Answer with a single number stating how many lines of the entries below include the string "pieces".

--- INFORMATION SUPPLIED ---
- - - - - - -

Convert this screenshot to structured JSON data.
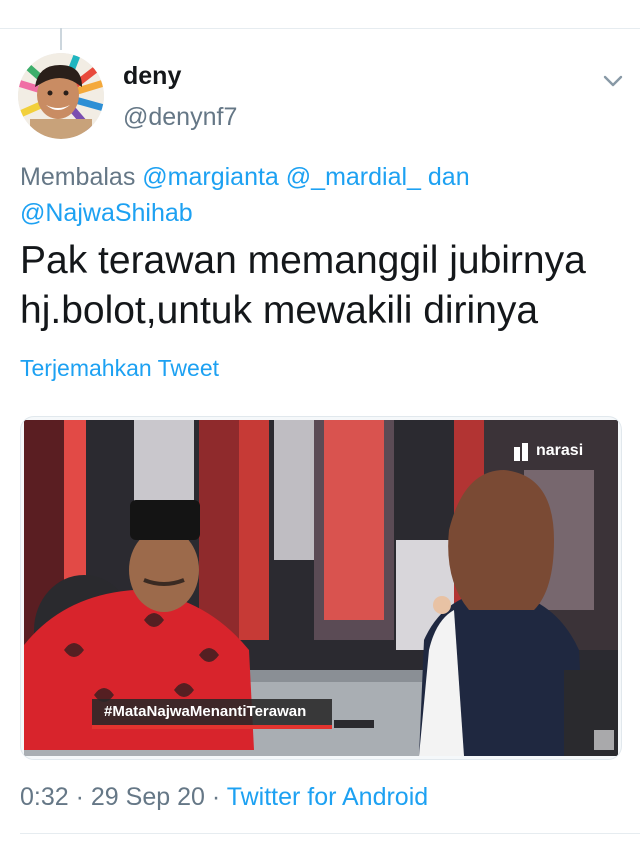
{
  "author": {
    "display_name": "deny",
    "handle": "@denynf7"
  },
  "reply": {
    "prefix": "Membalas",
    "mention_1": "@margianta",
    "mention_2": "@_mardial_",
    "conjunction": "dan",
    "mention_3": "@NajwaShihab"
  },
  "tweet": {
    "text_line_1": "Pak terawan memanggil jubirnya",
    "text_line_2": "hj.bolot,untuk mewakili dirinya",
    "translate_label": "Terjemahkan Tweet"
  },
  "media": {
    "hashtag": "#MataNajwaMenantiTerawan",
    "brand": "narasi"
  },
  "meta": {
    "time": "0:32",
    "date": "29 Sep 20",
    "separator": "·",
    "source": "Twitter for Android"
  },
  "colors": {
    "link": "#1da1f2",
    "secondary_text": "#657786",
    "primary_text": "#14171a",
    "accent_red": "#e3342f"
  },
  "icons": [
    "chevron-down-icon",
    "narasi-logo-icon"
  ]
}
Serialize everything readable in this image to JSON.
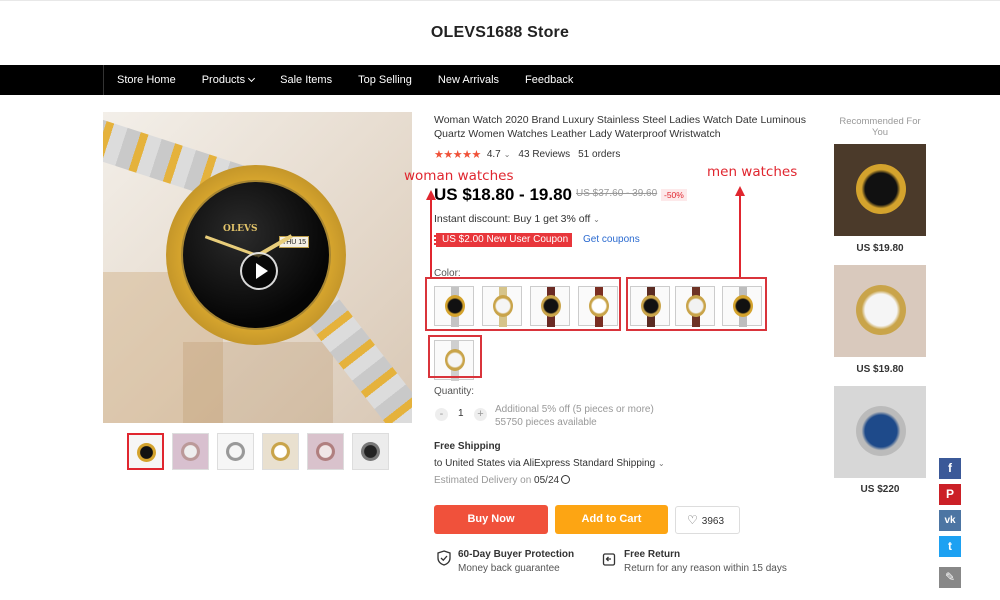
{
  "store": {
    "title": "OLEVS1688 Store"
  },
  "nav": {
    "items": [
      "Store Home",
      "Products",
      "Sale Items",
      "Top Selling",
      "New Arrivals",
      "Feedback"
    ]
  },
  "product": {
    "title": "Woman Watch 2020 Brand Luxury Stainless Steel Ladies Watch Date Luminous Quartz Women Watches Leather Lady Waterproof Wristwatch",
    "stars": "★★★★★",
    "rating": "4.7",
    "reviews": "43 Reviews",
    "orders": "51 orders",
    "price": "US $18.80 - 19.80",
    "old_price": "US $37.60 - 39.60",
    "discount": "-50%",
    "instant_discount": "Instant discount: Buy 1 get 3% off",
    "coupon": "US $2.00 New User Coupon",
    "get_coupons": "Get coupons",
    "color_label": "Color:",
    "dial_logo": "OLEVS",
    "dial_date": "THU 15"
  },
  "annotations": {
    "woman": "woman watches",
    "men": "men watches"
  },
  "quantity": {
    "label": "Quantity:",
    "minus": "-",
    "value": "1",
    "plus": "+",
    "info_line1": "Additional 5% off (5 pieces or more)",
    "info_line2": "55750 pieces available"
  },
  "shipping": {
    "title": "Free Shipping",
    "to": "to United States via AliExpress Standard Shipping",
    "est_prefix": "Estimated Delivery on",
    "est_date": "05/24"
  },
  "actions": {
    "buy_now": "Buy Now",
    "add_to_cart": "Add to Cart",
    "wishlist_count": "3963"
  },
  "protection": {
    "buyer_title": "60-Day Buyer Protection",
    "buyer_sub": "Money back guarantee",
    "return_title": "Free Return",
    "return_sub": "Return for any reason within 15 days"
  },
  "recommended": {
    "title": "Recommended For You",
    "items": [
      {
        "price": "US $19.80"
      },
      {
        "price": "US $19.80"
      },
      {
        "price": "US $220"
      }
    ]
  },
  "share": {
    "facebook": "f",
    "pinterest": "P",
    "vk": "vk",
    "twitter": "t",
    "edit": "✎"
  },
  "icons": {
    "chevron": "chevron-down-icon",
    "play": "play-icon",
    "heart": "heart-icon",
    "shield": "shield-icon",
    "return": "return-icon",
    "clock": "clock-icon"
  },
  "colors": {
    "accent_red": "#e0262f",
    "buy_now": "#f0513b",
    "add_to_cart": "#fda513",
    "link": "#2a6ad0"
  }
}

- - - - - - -

--- EXPECTED ANSWER ---
2